__WHAT THIS TASK INVOLVES__.
Give back every entry exactly; drop the pictures.
----- EXERCISE INPUTS -----
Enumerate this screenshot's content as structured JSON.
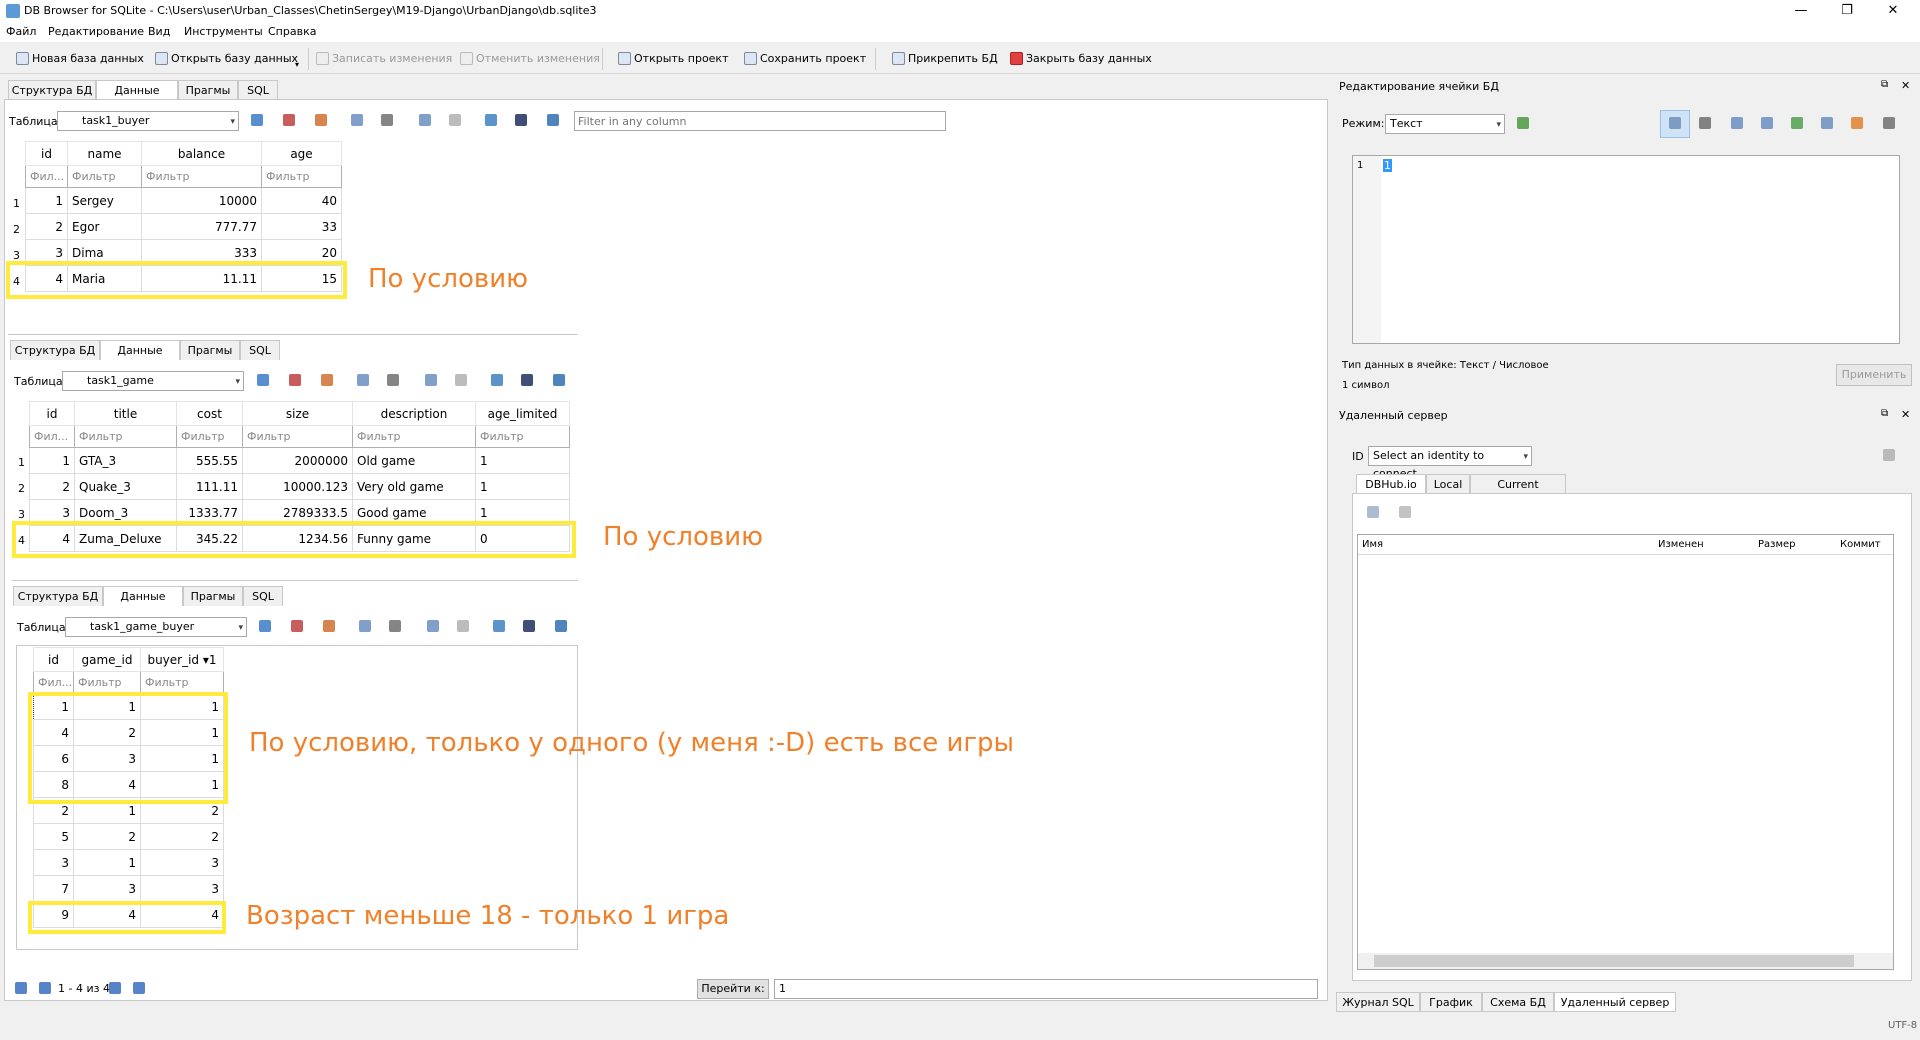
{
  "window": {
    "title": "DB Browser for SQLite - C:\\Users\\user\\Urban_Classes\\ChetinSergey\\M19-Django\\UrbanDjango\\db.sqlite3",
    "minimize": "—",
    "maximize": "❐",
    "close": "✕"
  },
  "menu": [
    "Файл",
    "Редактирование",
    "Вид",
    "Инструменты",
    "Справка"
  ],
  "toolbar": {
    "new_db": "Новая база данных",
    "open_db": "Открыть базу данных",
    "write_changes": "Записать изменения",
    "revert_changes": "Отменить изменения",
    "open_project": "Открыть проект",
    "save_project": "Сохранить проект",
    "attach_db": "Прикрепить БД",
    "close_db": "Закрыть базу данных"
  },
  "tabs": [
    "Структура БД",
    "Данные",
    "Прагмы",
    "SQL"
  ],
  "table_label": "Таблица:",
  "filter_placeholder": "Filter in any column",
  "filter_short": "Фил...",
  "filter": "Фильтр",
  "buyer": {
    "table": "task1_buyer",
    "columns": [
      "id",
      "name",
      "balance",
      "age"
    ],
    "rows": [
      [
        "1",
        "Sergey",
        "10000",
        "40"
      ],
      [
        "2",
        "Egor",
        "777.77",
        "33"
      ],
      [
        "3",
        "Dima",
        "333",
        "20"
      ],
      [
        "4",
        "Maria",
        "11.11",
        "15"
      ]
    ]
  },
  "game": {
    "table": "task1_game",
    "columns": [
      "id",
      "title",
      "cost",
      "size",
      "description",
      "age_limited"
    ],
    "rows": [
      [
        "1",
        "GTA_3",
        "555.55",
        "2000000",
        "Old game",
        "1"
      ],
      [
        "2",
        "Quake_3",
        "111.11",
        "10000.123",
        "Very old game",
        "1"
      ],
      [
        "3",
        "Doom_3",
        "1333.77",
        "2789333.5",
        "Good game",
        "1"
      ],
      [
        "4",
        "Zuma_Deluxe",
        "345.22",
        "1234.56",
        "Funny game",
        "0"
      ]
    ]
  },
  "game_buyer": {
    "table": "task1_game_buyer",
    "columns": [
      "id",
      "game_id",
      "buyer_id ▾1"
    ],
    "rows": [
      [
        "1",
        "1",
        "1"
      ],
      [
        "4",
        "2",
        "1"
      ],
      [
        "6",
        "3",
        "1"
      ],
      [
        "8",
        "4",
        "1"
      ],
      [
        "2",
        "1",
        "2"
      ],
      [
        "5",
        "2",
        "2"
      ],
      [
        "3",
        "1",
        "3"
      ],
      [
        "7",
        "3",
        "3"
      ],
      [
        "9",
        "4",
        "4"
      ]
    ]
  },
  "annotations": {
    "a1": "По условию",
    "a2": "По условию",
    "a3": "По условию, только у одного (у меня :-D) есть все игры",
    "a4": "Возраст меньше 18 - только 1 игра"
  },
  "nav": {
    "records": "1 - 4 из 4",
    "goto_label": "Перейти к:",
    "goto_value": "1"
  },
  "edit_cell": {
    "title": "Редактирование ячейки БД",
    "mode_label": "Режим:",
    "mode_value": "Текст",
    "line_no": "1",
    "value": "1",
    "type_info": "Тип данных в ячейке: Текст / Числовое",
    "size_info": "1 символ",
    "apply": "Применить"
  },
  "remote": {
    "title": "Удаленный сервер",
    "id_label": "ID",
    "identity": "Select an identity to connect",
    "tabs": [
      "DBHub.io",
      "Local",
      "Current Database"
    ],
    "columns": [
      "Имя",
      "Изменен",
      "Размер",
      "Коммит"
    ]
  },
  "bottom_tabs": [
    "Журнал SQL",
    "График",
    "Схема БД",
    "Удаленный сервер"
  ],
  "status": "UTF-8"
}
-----
__RESPONSE TO THE TASK__.
Enumerate this screenshot's content as structured JSON.
{
  "window": {
    "title": "DB Browser for SQLite - C:\\Users\\user\\Urban_Classes\\ChetinSergey\\M19-Django\\UrbanDjango\\db.sqlite3",
    "minimize": "—",
    "maximize": "❐",
    "close": "✕"
  },
  "menu": [
    "Файл",
    "Редактирование",
    "Вид",
    "Инструменты",
    "Справка"
  ],
  "toolbar": {
    "new_db": "Новая база данных",
    "open_db": "Открыть базу данных",
    "write_changes": "Записать изменения",
    "revert_changes": "Отменить изменения",
    "open_project": "Открыть проект",
    "save_project": "Сохранить проект",
    "attach_db": "Прикрепить БД",
    "close_db": "Закрыть базу данных"
  },
  "tabs": [
    "Структура БД",
    "Данные",
    "Прагмы",
    "SQL"
  ],
  "table_label": "Таблица:",
  "filter_placeholder": "Filter in any column",
  "filter_short": "Фил...",
  "filter": "Фильтр",
  "buyer": {
    "table": "task1_buyer",
    "columns": [
      "id",
      "name",
      "balance",
      "age"
    ],
    "rows": [
      [
        "1",
        "Sergey",
        "10000",
        "40"
      ],
      [
        "2",
        "Egor",
        "777.77",
        "33"
      ],
      [
        "3",
        "Dima",
        "333",
        "20"
      ],
      [
        "4",
        "Maria",
        "11.11",
        "15"
      ]
    ]
  },
  "game": {
    "table": "task1_game",
    "columns": [
      "id",
      "title",
      "cost",
      "size",
      "description",
      "age_limited"
    ],
    "rows": [
      [
        "1",
        "GTA_3",
        "555.55",
        "2000000",
        "Old game",
        "1"
      ],
      [
        "2",
        "Quake_3",
        "111.11",
        "10000.123",
        "Very old game",
        "1"
      ],
      [
        "3",
        "Doom_3",
        "1333.77",
        "2789333.5",
        "Good game",
        "1"
      ],
      [
        "4",
        "Zuma_Deluxe",
        "345.22",
        "1234.56",
        "Funny game",
        "0"
      ]
    ]
  },
  "game_buyer": {
    "table": "task1_game_buyer",
    "columns": [
      "id",
      "game_id",
      "buyer_id ▾1"
    ],
    "rows": [
      [
        "1",
        "1",
        "1"
      ],
      [
        "4",
        "2",
        "1"
      ],
      [
        "6",
        "3",
        "1"
      ],
      [
        "8",
        "4",
        "1"
      ],
      [
        "2",
        "1",
        "2"
      ],
      [
        "5",
        "2",
        "2"
      ],
      [
        "3",
        "1",
        "3"
      ],
      [
        "7",
        "3",
        "3"
      ],
      [
        "9",
        "4",
        "4"
      ]
    ]
  },
  "annotations": {
    "a1": "По условию",
    "a2": "По условию",
    "a3": "По условию, только у одного (у меня :-D) есть все игры",
    "a4": "Возраст меньше 18 - только 1 игра"
  },
  "nav": {
    "records": "1 - 4 из 4",
    "goto_label": "Перейти к:",
    "goto_value": "1"
  },
  "edit_cell": {
    "title": "Редактирование ячейки БД",
    "mode_label": "Режим:",
    "mode_value": "Текст",
    "line_no": "1",
    "value": "1",
    "type_info": "Тип данных в ячейке: Текст / Числовое",
    "size_info": "1 символ",
    "apply": "Применить"
  },
  "remote": {
    "title": "Удаленный сервер",
    "id_label": "ID",
    "identity": "Select an identity to connect",
    "tabs": [
      "DBHub.io",
      "Local",
      "Current Database"
    ],
    "columns": [
      "Имя",
      "Изменен",
      "Размер",
      "Коммит"
    ]
  },
  "bottom_tabs": [
    "Журнал SQL",
    "График",
    "Схема БД",
    "Удаленный сервер"
  ],
  "status": "UTF-8"
}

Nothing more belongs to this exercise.